GIVEN ENTRIES

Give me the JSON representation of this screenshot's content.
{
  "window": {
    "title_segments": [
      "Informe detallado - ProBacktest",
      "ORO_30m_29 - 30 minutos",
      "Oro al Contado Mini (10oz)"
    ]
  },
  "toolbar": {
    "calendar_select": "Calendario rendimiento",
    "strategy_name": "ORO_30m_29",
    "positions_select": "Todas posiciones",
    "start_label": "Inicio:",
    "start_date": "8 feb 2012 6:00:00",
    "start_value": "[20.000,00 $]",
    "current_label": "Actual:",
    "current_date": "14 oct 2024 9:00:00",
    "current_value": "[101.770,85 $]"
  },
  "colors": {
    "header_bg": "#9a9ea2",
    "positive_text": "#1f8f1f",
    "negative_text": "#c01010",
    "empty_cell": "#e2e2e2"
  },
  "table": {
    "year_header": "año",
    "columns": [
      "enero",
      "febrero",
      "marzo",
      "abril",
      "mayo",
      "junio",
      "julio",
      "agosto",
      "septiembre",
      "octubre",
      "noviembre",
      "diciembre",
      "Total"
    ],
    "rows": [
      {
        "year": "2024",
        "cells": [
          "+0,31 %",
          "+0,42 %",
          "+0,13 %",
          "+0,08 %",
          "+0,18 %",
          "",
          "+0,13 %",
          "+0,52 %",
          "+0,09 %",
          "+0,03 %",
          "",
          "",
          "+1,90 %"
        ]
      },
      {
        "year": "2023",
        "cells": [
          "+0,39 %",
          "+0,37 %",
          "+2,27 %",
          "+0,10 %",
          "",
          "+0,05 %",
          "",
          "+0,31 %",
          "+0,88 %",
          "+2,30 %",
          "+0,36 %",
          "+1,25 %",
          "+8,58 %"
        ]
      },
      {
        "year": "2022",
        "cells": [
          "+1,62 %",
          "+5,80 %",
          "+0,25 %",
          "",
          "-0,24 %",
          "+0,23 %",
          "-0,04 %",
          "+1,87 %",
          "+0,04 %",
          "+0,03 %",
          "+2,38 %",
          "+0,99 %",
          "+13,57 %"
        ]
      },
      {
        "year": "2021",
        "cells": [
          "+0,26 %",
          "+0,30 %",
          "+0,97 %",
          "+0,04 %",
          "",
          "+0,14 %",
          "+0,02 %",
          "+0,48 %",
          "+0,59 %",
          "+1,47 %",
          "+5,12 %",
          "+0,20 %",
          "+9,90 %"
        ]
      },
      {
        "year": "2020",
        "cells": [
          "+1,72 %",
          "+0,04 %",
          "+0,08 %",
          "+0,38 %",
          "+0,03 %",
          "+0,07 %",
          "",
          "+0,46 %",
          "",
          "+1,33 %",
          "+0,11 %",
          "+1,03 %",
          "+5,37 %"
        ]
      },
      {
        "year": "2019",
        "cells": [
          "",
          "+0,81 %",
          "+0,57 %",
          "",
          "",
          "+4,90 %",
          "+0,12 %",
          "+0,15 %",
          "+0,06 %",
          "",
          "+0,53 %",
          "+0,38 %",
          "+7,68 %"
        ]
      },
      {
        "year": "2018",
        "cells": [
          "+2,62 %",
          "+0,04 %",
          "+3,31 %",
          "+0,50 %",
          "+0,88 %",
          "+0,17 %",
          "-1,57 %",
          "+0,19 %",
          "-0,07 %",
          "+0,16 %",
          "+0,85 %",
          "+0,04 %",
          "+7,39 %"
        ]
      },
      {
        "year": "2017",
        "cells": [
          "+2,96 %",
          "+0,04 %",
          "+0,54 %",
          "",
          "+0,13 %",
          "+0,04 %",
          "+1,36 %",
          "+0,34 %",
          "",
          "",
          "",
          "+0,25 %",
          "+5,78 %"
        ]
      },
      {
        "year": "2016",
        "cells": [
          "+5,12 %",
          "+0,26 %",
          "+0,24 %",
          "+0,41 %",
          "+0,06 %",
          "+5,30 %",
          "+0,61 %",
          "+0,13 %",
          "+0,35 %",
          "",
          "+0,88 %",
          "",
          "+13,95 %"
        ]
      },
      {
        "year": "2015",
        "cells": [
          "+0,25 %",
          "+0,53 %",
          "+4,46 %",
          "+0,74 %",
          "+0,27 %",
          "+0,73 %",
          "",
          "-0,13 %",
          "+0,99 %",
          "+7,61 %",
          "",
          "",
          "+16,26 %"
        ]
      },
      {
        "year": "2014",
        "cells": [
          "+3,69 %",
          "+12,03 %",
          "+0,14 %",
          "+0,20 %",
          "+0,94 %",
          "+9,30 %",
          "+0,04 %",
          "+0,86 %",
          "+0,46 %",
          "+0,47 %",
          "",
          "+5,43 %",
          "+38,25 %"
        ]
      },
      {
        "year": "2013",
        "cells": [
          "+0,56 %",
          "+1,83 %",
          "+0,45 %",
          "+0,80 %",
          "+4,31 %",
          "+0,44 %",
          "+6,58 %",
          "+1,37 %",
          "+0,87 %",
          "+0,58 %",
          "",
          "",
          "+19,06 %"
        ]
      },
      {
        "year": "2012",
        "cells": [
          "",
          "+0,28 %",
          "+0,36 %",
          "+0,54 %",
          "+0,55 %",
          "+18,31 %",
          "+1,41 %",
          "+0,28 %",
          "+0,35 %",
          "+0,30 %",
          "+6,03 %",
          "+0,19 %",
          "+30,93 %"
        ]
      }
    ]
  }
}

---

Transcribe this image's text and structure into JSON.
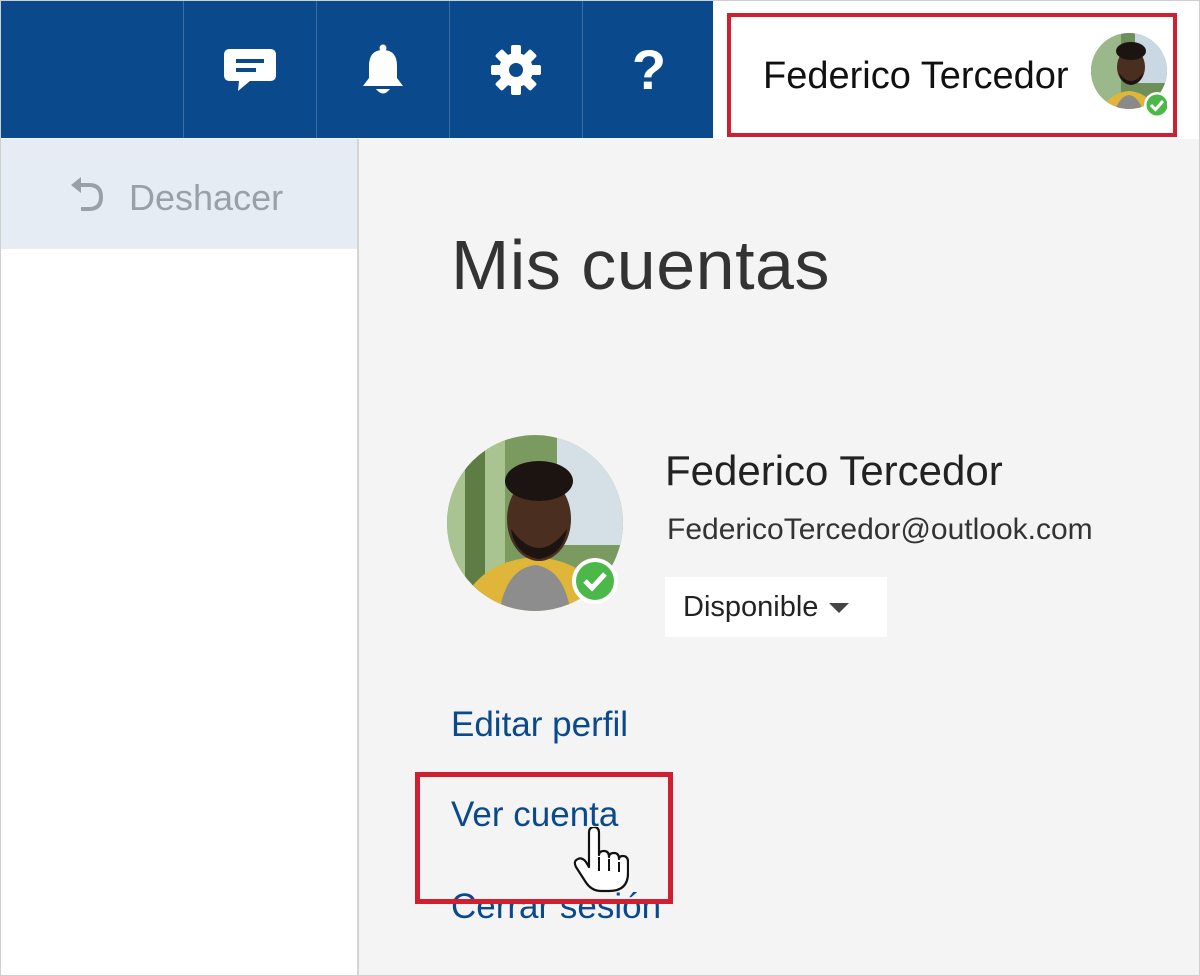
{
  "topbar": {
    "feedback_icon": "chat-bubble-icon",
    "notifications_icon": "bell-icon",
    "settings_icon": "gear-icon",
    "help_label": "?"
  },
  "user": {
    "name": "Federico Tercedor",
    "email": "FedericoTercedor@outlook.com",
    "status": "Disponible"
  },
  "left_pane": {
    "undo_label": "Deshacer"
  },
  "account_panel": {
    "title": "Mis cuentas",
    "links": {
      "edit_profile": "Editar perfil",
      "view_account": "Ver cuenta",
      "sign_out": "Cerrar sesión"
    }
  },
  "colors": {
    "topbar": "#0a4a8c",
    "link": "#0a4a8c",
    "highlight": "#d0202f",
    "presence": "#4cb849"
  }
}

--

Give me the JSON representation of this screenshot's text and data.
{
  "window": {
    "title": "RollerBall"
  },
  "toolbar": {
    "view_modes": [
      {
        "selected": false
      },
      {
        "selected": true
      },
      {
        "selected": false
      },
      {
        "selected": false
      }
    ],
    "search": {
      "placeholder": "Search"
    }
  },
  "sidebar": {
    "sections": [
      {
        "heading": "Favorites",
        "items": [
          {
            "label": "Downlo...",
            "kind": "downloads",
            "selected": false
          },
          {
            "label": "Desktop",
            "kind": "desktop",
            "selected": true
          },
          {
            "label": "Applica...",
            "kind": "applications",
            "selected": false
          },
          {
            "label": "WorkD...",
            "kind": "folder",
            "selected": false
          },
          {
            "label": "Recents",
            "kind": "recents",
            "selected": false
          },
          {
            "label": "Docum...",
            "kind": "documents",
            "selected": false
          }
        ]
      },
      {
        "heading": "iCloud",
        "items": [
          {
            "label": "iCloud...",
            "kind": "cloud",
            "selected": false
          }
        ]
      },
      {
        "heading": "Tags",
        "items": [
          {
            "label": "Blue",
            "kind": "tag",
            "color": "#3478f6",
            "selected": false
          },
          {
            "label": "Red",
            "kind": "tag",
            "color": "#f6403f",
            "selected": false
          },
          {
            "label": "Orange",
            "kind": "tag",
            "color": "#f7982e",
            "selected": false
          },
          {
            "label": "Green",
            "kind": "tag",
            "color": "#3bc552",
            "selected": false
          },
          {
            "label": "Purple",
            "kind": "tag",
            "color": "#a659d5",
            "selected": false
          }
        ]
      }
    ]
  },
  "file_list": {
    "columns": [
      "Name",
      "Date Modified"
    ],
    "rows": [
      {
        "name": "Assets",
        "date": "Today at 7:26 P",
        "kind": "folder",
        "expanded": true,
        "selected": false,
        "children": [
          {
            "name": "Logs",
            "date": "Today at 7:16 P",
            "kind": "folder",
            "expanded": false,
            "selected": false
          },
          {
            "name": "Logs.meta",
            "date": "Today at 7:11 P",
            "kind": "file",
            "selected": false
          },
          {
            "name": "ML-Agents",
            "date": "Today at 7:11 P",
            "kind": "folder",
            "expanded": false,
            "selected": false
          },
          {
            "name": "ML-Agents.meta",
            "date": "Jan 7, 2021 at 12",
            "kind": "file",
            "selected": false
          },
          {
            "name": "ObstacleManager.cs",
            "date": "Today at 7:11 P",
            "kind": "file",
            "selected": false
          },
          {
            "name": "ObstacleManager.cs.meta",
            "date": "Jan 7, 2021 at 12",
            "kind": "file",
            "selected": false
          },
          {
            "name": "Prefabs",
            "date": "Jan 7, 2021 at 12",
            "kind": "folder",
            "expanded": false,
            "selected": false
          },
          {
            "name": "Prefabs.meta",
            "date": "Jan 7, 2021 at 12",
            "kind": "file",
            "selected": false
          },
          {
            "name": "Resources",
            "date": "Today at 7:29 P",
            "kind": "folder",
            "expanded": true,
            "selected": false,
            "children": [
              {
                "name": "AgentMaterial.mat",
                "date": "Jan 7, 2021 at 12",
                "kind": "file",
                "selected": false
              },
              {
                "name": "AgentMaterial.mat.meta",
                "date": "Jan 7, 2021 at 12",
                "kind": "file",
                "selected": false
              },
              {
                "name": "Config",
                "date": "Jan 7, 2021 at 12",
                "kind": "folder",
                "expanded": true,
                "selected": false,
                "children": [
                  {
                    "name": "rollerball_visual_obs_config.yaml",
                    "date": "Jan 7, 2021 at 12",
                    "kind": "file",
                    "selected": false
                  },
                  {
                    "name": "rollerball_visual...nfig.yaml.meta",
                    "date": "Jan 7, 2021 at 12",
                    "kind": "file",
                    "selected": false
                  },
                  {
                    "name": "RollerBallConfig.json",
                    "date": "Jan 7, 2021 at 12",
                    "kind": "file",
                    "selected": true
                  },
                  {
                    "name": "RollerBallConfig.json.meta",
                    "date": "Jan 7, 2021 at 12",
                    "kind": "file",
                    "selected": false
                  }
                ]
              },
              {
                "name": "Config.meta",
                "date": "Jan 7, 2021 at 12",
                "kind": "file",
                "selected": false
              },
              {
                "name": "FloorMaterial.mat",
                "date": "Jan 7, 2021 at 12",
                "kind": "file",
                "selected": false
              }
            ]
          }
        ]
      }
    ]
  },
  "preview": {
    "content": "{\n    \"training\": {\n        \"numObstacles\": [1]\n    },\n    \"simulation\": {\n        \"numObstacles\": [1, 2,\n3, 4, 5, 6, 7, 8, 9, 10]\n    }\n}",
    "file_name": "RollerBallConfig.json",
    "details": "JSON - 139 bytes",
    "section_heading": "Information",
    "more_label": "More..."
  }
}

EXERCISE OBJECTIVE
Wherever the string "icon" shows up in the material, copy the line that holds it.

REPLY TO THE EXERCISE
    "feedback_icon": "chat-bubble-icon",
    "notifications_icon": "bell-icon",
    "settings_icon": "gear-icon",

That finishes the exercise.